I hope that we’ll be able to see you at the Fall into Fiction Workshop in October. Register early! We look forward to hosting the event and meeting all of you there.
Beth M James – Chippewa Falls Area Contact
We’re pleased to congratulate our own WisRWA Member, Karen Marcam, for being a Golden Heart finalist for her story, Saving Columbine Ranch. I asked Karen to tell me a bit about her story, here’s what she said.
“I can start by telling you it is a historical novel called “Saving Columbine Ranch.” It’s the first story I wrote and is the “story of my heart.” It has been through many painful revisions over the years as I learned my craft, so that makes it especially joyful to final with this particular story.”
By: Lianna Hawkins
The first romance story I read was Shanna by Kathleen E. Woodiwiss. I recall my mother telling me it was one of her favorite love stories.

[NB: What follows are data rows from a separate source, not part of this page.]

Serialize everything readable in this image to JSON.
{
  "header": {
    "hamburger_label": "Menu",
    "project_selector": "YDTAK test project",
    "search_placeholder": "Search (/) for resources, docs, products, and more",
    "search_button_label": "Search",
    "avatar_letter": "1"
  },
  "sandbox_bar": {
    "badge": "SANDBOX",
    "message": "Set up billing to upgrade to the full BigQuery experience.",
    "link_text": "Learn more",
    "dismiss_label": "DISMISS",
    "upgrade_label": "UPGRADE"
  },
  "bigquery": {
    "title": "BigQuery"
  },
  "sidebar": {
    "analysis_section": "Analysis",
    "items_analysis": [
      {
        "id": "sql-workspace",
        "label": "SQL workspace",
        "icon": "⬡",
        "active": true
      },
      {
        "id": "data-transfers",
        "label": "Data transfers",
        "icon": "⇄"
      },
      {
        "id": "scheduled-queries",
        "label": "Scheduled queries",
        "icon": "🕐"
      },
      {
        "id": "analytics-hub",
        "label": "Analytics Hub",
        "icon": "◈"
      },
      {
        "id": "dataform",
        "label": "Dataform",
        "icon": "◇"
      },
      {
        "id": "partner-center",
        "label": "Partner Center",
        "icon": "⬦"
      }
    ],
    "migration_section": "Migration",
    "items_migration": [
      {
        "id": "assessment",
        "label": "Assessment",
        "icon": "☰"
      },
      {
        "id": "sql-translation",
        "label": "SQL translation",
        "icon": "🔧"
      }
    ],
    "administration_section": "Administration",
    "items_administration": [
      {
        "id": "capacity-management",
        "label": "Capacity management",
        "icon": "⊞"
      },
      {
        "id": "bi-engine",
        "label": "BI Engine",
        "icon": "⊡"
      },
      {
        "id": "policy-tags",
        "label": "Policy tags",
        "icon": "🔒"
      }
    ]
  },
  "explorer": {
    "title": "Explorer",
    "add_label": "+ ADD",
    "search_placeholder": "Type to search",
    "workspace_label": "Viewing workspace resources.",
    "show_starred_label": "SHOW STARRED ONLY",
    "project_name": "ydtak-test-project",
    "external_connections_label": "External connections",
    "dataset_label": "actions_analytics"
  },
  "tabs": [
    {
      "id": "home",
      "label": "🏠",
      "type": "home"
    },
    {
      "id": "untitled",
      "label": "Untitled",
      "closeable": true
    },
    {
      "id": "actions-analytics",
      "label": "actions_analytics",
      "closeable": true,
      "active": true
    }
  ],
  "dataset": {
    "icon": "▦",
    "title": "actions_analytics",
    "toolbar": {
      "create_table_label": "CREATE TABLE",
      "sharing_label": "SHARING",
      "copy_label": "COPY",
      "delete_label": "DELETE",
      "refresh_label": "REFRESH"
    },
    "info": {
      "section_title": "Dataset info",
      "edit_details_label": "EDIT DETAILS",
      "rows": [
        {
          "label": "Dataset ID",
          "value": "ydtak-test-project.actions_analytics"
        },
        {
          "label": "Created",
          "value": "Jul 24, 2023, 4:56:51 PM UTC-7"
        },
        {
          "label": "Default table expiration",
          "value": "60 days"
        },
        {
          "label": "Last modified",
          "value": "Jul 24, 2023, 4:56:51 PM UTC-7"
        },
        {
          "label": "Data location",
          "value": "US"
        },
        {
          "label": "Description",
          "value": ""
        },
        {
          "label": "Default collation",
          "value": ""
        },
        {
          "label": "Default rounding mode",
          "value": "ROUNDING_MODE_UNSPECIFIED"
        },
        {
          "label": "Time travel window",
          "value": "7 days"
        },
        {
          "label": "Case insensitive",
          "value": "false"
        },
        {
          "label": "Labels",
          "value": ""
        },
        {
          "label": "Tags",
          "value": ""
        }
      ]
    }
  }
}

I was a young teen when I snuck Shanna from my mother’s shelf and hid away reading the book that would inspire me not only as I read it, but for many years as I grew into a writer. I read the beautiful, crafted words that swept me off into another world. It was as though I was there, living the adventure. As readers, we not only fall in love with the story, but the characters and the author as well. And to this day, I savor the first delicious words I read as a fresh romance story unfolds beneath my fingertips. I sigh as my world falls away and I escape to another time, a time where happily ever after is merely pages away.